Then, start thinking about what this habit is costing you – what payoff you’re truly giving up in order to keep it. Think long term, and add up the total cost to you. Focus on the emotional component, and make it vivid. Will that television habit keep you from writing that novel? Will that beer gut rob you of the energy to play with your kids? Think of what “I’ll regret this” events you’re taking on in order to get the “juicy stuff.”
Focus on how you’ll feel 10 years, 20 years down the road. Internalize the depression that will occur if you don’t change this habit. Visualize kicking yourself again and again, wishing you had just toughened up and done things differently.
Finally, imagine what life would be like if you changed this habit. Picture yourself actually receiving the payoff that comes with the changes, and do so as vividly as possible. See yourself enjoying the new payoffs, thankful that you toughed it out and rewrote your behaviors. Focus on actually enjoying the results of your new, better habits.
Ok, now comes the part where you do the math.
At this point you need to compare things: the honest inventory of “bad habit” payoffs and the vivid imagining of the “good habit” payoffs. Then admit to yourself that if you don’t change, you’re giving up the good future in order to keep your present payoffs.

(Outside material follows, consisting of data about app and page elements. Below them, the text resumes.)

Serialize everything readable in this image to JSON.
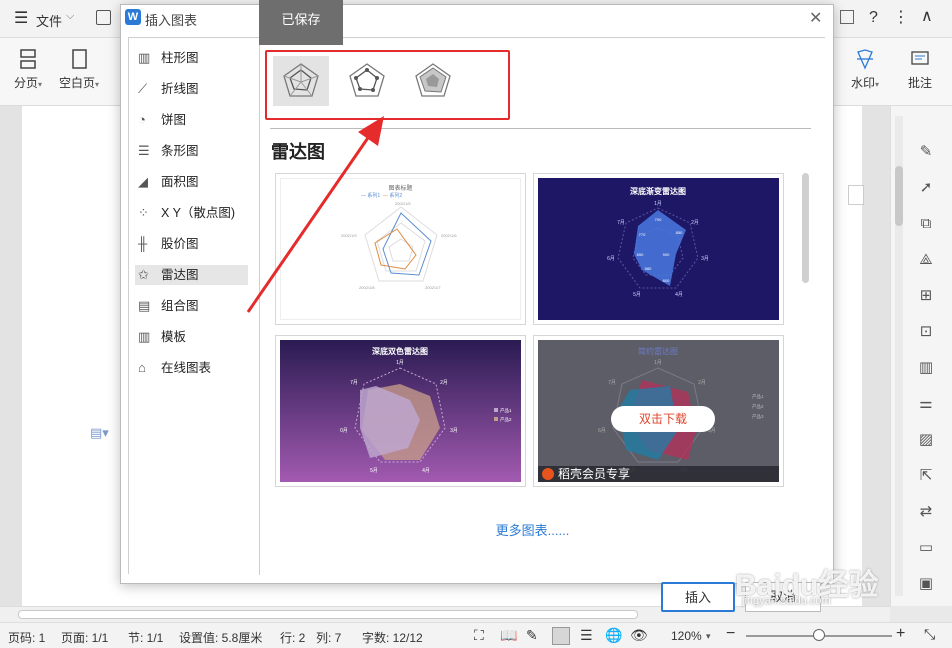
{
  "toolbar": {
    "menu_label": "文件",
    "saved_tooltip": "已保存",
    "help": "?"
  },
  "ribbon": {
    "page_break": "分页",
    "blank_page": "空白页",
    "watermark": "水印",
    "comment": "批注"
  },
  "dialog": {
    "title": "插入图表",
    "categories": [
      {
        "label": "柱形图",
        "icon": "column-chart-icon"
      },
      {
        "label": "折线图",
        "icon": "line-chart-icon"
      },
      {
        "label": "饼图",
        "icon": "pie-chart-icon"
      },
      {
        "label": "条形图",
        "icon": "bar-chart-icon"
      },
      {
        "label": "面积图",
        "icon": "area-chart-icon"
      },
      {
        "label": "X Y（散点图)",
        "icon": "scatter-chart-icon"
      },
      {
        "label": "股价图",
        "icon": "stock-chart-icon"
      },
      {
        "label": "雷达图",
        "icon": "radar-chart-icon"
      },
      {
        "label": "组合图",
        "icon": "combo-chart-icon"
      },
      {
        "label": "模板",
        "icon": "template-icon"
      },
      {
        "label": "在线图表",
        "icon": "online-chart-icon"
      }
    ],
    "selected_category": "雷达图",
    "section_title": "雷达图",
    "templates": [
      {
        "title": "图表标题",
        "legend": [
          "系列1",
          "系列2"
        ],
        "labels": [
          "2002/1/5",
          "2002/1/6",
          "2002/1/7",
          "2002/1/8",
          "2002/1/9"
        ],
        "theme": "light"
      },
      {
        "title": "深底渐变雷达图",
        "labels": [
          "1月",
          "2月",
          "3月",
          "4月",
          "5月",
          "6月",
          "7月"
        ],
        "values": [
          "700",
          "850",
          "900",
          "800",
          "580",
          "650",
          "770"
        ],
        "theme": "dark-blue"
      },
      {
        "title": "深底双色雷达图",
        "labels": [
          "1月",
          "2月",
          "3月",
          "4月",
          "5月",
          "0月",
          "7月"
        ],
        "legend": [
          "产品1",
          "产品2"
        ],
        "theme": "purple"
      },
      {
        "title": "简约雷达图",
        "labels": [
          "1月",
          "2月",
          "3月",
          "4月",
          "5月",
          "6月",
          "7月"
        ],
        "legend": [
          "产品1",
          "产品2",
          "产品3"
        ],
        "theme": "premium",
        "download_label": "双击下载",
        "badge": "稻壳会员专享"
      }
    ],
    "more_link": "更多图表......",
    "insert_button": "插入",
    "cancel_button": "取消",
    "colors": {
      "accent": "#2b7bd6",
      "highlight": "#e52b2b"
    }
  },
  "status": {
    "page_no": "页码: 1",
    "pages": "页面: 1/1",
    "section": "节: 1/1",
    "setting": "设置值: 5.8厘米",
    "row": "行: 2",
    "col": "列: 7",
    "words": "字数: 12/12",
    "zoom": "120%"
  },
  "watermark_text": "Baidu经验",
  "watermark_url": "jingyan.baidu.com"
}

Then think about the total cost – the regret, the pain, and the remorse you’ll feel in that business-as-usual future. And do the math. Are you happy you held on to your habits, in light of what they cost you?
You’ll likely feel pretty disappointed in your choice. The short term payoffs will feel empty and tasteless compared to what you could be getting. You’ll begin to feel the desire for making this trade begin to fade away – but only if you focus on the math. Only if you make it vivid in your mind.
You see, most people say “yeah, I’ll regret not changing this” and then stop thinking about it. If you want to break a habit, you can’t stop thinking about it. You must always be thinking of the cost of not breaking this habit, so you’ll always be saying “As good as this short-term payoff feels, it’s just not what I really want.”
If you don’t vividly focus on this, you’ll vividly focus on how nice your present payoff makes you feel right now. And you’ll continue to do what you “really” want.
But if you do vividly focus on this on a daily basis, what you “really want” will change.
And so will you.